(Data items)
┌──

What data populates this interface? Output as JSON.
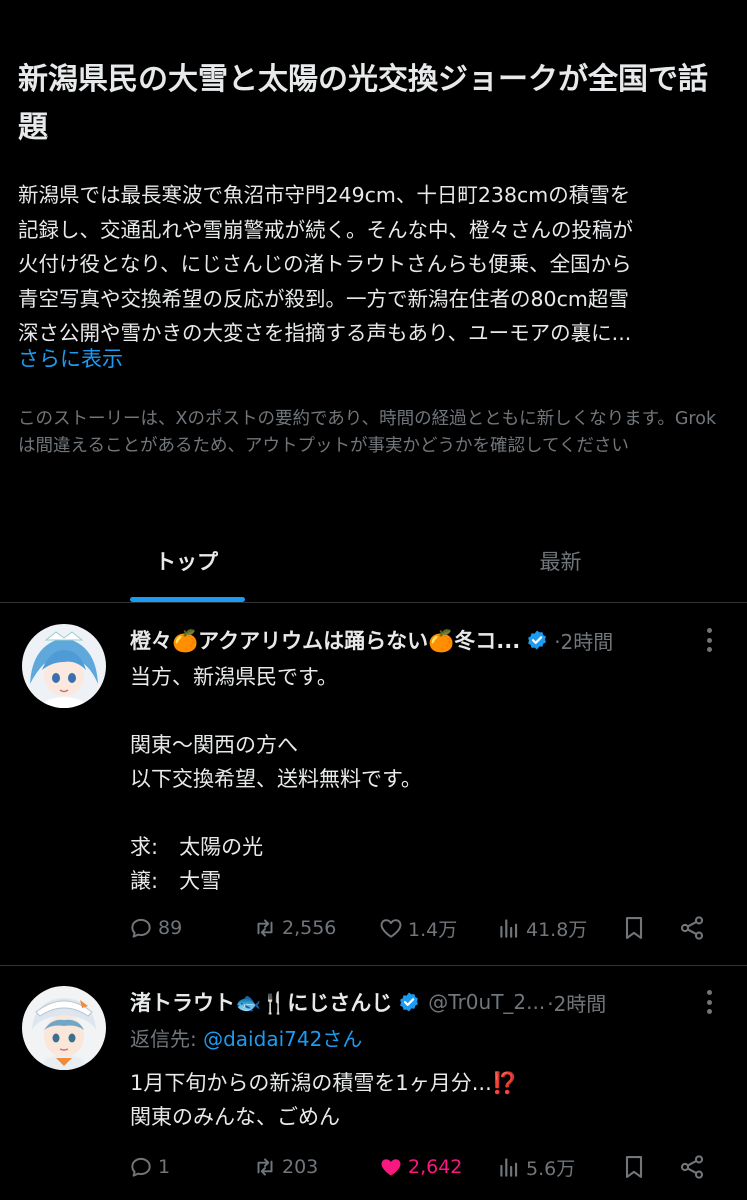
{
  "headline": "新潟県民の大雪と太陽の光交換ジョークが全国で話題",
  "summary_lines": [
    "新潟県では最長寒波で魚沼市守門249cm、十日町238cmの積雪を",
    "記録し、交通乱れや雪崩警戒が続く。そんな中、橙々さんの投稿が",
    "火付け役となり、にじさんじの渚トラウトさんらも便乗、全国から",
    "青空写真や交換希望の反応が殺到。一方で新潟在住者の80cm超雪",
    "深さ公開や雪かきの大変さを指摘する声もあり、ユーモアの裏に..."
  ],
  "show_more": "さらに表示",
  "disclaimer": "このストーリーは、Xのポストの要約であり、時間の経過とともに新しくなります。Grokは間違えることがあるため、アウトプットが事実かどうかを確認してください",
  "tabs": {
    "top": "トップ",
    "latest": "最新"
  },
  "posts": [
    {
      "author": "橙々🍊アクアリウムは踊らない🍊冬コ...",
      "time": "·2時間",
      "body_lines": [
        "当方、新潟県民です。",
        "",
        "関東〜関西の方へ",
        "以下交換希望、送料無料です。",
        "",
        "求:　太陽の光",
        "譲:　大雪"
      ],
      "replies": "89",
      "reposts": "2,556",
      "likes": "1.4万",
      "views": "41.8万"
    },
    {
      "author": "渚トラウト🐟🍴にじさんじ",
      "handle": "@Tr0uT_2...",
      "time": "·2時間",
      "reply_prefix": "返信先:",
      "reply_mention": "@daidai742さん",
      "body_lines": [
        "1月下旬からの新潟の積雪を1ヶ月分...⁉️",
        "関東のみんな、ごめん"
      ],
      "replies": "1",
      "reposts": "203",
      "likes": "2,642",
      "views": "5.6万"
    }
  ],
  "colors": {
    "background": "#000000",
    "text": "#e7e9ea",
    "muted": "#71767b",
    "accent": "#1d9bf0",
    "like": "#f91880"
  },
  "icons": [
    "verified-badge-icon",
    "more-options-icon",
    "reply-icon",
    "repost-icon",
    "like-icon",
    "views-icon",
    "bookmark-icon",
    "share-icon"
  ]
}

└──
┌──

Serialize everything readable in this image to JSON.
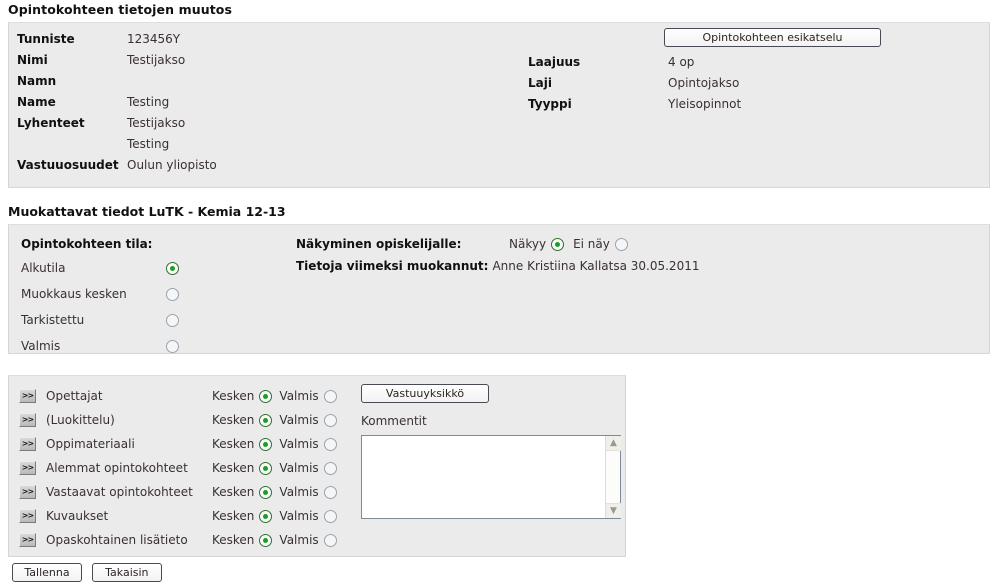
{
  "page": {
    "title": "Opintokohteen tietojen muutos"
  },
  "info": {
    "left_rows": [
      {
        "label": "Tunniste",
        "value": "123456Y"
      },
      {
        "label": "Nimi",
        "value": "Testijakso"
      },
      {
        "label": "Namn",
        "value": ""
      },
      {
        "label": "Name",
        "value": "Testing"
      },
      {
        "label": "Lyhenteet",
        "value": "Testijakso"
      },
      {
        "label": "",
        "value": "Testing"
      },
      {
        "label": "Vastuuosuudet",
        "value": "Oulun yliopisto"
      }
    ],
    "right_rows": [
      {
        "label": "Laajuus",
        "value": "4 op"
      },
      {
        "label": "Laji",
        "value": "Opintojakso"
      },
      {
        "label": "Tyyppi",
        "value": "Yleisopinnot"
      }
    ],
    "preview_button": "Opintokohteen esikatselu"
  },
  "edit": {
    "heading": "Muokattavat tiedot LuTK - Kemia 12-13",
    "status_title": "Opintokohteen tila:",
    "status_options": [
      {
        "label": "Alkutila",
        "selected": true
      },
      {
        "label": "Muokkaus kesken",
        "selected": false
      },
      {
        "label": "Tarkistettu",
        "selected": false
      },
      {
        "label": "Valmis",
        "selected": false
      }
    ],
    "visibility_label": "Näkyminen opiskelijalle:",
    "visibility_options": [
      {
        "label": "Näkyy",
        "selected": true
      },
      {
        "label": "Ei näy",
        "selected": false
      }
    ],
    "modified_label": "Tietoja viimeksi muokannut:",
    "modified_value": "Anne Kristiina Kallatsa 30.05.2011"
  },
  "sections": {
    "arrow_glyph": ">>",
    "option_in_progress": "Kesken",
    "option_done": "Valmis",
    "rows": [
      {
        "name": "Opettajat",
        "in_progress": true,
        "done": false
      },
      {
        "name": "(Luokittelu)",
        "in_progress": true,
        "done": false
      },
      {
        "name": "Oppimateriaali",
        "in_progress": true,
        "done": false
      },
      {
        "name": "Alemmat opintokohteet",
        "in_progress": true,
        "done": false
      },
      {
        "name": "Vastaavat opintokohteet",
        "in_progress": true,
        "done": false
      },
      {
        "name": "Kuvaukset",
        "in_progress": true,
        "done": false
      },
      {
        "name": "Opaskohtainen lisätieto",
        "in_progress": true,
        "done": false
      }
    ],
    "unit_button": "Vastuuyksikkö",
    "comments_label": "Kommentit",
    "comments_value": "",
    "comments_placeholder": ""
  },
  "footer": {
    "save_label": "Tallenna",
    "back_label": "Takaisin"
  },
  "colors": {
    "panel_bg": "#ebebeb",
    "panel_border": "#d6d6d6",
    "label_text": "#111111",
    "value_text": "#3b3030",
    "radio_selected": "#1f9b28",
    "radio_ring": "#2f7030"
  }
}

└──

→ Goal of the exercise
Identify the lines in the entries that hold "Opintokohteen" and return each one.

→ Reply to the exercise
    "title": "Opintokohteen tietojen muutos"
    "preview_button": "Opintokohteen esikatselu"
    "status_title": "Opintokohteen tila:",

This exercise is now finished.